"Faced with the magnitude of this tragedy," Andrade wrote, "the attitude should not be one of seeking political gain."
Tabasco, a swampy state in southeastern Mexico, was lashed by heavy rains in late October and early November. As much as 30 inches of rain fell, according to some estimates. The downpour swelled the rivers that crisscross the state and led to floods responsible for at least 14 deaths -- and as many as 80 -- in Tabasco and the neighboring state of Chiapas.
A series of factors are generally believed to have contributed to the flooding, including rampant development and deforestation to meet demand for a rapidly growing cattle-grazing industry. Without natural barriers to block the flow of water, silt drained into the rivers throughout the state, severely shrinking their channels and making them more prone to overflow.
In years past, Petróleos Mexicanos, known as PEMEX, has been blamed for environmental damage that activists say exacerbated flood risks. Since the mid-1990s, the company has donated millions of pesos to oil-producing states, including Tabasco, to compensate for the damage.
"The money was flowing," José Manuel Arias, of the Saint Tomas Association, said in an interview. "But there was not proper accounting at the state level. It was like a blank check."
Arias said he believes that some of the PEMEX money might have been used to advance "political interests," such as paying off well-connected contractors or rewarding party loyalists.
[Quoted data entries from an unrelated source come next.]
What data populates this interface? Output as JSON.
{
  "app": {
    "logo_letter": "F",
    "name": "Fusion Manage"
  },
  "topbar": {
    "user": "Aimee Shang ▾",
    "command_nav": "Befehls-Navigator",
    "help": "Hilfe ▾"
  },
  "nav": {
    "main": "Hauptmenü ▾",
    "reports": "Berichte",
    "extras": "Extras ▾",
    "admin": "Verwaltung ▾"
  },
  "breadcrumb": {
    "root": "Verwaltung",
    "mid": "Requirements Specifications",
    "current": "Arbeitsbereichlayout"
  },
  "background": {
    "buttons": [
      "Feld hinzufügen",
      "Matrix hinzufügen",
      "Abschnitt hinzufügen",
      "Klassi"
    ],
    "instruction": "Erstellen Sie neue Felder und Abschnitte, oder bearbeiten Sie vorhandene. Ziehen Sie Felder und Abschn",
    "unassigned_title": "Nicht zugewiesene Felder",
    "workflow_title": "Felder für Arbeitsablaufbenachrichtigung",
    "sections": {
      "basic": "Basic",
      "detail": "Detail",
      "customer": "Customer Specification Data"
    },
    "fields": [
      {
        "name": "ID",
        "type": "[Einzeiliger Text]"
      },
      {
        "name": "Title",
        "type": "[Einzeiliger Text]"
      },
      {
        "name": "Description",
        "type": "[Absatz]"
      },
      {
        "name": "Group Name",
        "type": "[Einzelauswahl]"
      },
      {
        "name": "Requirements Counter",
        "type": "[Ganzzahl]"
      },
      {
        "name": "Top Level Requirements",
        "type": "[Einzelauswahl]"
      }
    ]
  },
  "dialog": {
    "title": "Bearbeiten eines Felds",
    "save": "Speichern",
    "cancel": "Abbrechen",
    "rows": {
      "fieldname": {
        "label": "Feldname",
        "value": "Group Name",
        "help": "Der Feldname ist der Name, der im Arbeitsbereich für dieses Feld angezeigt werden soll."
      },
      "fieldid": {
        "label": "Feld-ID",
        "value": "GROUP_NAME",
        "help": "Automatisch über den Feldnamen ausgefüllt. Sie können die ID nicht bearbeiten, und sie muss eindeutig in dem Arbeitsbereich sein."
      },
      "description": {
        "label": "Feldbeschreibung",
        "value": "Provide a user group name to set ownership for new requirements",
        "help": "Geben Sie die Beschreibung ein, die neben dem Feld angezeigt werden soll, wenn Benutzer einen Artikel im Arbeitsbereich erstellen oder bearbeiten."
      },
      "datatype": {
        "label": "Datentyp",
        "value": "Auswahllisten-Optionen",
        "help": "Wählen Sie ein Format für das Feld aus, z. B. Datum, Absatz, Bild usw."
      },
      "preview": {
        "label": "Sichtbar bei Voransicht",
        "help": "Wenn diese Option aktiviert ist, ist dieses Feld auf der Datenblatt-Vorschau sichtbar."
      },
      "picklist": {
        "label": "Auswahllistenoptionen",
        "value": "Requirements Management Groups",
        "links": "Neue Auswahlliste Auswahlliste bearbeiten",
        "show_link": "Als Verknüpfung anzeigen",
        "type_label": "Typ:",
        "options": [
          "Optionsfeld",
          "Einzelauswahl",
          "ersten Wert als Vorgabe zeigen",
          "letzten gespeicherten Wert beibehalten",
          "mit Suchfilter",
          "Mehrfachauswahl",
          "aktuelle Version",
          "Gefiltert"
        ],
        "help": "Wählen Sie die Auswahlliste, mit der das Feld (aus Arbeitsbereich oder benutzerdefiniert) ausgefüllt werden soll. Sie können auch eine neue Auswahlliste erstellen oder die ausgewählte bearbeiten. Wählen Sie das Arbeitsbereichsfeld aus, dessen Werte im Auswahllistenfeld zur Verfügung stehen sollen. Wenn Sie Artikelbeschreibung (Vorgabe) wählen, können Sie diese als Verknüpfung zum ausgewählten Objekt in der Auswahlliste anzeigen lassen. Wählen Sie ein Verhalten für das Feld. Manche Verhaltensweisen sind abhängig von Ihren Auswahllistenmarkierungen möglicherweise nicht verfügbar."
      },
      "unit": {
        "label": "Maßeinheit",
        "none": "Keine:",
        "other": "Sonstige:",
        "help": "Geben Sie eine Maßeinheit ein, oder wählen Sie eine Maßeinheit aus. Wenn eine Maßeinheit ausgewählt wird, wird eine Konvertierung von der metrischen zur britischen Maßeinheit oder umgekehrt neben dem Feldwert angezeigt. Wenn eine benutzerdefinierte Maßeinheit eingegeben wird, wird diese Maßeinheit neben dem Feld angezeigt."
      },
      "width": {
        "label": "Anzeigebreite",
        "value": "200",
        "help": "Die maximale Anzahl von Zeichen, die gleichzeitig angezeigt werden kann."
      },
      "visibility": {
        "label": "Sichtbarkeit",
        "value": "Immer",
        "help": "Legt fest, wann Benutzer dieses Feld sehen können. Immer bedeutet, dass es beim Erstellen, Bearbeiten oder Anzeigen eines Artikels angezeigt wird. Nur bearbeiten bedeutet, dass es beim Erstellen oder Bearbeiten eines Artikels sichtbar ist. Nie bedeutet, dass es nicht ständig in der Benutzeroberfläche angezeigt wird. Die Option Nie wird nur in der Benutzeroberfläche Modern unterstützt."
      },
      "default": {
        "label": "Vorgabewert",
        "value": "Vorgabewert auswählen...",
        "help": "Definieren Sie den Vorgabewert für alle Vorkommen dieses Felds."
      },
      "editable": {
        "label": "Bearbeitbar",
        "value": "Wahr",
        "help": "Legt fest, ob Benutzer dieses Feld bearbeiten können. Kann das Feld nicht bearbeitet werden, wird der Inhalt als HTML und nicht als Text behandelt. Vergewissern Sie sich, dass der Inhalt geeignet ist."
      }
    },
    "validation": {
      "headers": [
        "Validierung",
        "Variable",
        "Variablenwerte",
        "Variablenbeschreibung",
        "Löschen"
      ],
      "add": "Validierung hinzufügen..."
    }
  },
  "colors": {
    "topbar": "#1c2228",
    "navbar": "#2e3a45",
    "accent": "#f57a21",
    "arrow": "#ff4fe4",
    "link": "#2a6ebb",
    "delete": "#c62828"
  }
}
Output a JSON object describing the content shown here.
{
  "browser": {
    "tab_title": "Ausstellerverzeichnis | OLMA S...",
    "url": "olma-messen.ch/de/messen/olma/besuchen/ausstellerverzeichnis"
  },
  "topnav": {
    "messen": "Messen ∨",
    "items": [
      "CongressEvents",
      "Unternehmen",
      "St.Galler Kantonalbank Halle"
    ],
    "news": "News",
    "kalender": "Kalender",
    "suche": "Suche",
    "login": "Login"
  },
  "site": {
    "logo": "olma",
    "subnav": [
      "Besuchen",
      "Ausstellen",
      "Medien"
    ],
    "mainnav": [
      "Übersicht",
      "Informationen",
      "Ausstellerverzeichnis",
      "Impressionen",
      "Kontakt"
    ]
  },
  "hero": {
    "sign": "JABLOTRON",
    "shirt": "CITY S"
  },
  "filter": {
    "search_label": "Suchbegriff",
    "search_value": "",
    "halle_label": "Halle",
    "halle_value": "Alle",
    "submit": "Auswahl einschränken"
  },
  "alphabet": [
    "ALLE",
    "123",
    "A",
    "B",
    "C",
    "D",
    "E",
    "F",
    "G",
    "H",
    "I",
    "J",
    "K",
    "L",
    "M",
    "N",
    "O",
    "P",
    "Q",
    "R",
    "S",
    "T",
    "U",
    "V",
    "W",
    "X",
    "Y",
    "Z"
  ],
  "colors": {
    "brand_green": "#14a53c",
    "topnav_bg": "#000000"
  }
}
In at least one instance, he said, Saint Tomas auditors discovered payments to contractors who did not complete levees on the Carrizal River, one of several that jumped its banks.
"At the state level, we have corruption and impunity, and it keeps growing," Arias said.
The Mexican Senate has opened an investigation, but few here believe it will yield results.
"There are two dangers here, and both of them are part of the already manifested popular fear," pollster Dan Lund, an American who has worked in Mexico City for decades, wrote in an analysis. "One is that the inquiries are not made and nothing is done, and two is that there are so many factors of institutional and personal failure that it is overwhelming and nothing is done."
In the end, Dagdug said, the investigations might have a more important goal than castigating public officials or institutions.
"I want answers not so much to place blame," he said, "but to make sure this doesn't happen again."